• _Assignment_: The whole set of entries is to be restated word for word.

• _Data for the task_:
--------
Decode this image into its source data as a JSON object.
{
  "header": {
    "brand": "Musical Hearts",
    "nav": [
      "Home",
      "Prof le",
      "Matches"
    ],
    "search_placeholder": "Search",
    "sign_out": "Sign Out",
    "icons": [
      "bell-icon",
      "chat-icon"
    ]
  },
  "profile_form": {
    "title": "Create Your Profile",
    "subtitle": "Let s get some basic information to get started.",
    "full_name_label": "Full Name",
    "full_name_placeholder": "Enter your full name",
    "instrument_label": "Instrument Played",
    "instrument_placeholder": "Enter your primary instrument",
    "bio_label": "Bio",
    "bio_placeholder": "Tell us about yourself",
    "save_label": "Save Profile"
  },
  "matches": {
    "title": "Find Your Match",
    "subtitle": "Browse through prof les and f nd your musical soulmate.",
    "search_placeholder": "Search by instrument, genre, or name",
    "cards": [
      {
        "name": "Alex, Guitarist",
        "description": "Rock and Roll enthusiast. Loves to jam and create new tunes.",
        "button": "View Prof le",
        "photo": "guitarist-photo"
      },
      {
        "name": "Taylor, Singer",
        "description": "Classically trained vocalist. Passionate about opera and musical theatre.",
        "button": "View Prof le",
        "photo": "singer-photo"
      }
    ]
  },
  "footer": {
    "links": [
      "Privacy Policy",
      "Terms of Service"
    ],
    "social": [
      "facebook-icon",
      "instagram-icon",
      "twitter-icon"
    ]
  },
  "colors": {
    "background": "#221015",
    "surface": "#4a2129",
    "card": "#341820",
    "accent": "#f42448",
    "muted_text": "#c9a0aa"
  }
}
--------
• _Solved exercise_:
Decode this image into its source data as a JSON object.
{
  "header": {
    "brand": "Musical Hearts",
    "nav": [
      "Home",
      "Prof le",
      "Matches"
    ],
    "search_placeholder": "Search",
    "sign_out": "Sign Out",
    "icons": [
      "bell-icon",
      "chat-icon"
    ]
  },
  "profile_form": {
    "title": "Create Your Profile",
    "subtitle": "Let s get some basic information to get started.",
    "full_name_label": "Full Name",
    "full_name_placeholder": "Enter your full name",
    "instrument_label": "Instrument Played",
    "instrument_placeholder": "Enter your primary instrument",
    "bio_label": "Bio",
    "bio_placeholder": "Tell us about yourself",
    "save_label": "Save Profile"
  },
  "matches": {
    "title": "Find Your Match",
    "subtitle": "Browse through prof les and f nd your musical soulmate.",
    "search_placeholder": "Search by instrument, genre, or name",
    "cards": [
      {
        "name": "Alex, Guitarist",
        "description": "Rock and Roll enthusiast. Loves to jam and create new tunes.",
        "button": "View Prof le",
        "photo": "guitarist-photo"
      },
      {
        "name": "Taylor, Singer",
        "description": "Classically trained vocalist. Passionate about opera and musical theatre.",
        "button": "View Prof le",
        "photo": "singer-photo"
      }
    ]
  },
  "footer": {
    "links": [
      "Privacy Policy",
      "Terms of Service"
    ],
    "social": [
      "facebook-icon",
      "instagram-icon",
      "twitter-icon"
    ]
  },
  "colors": {
    "background": "#221015",
    "surface": "#4a2129",
    "card": "#341820",
    "accent": "#f42448",
    "muted_text": "#c9a0aa"
  }
}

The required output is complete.